• _Records for processing_
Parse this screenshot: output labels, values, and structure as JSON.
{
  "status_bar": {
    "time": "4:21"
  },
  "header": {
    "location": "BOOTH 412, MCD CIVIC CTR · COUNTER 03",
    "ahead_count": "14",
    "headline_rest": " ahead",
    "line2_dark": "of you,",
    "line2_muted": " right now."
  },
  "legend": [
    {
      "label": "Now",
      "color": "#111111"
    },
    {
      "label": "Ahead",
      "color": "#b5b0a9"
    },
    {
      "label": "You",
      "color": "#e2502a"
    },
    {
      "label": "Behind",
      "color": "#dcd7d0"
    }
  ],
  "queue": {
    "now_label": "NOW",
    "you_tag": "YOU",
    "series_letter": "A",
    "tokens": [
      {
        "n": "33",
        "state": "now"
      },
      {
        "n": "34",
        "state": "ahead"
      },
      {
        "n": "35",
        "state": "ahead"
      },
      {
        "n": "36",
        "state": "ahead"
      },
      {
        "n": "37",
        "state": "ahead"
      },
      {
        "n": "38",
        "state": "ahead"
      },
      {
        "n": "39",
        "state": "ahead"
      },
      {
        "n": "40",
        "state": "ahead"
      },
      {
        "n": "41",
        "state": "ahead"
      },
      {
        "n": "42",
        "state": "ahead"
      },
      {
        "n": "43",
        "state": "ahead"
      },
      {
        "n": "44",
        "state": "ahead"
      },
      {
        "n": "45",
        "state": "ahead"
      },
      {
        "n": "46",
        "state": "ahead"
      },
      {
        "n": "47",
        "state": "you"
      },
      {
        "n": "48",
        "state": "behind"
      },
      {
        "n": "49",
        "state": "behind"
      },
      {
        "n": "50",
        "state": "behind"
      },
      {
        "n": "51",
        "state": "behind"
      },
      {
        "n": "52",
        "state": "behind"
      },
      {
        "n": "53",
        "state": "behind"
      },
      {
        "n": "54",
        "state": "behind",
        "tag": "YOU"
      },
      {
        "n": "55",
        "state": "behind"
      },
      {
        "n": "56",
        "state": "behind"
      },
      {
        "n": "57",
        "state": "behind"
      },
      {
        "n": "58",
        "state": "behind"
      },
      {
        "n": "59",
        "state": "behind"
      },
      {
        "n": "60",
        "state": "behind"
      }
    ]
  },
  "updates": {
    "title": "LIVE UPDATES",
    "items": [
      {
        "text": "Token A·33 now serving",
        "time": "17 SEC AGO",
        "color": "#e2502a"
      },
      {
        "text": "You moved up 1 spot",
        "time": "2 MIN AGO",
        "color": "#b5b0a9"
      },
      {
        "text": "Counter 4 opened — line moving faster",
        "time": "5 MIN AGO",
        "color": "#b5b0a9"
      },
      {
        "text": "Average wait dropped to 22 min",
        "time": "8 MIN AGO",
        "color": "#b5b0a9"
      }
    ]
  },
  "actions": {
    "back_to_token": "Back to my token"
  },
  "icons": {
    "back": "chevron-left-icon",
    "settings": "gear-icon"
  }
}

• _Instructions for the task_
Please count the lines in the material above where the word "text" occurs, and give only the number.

• _Exercise solution_
4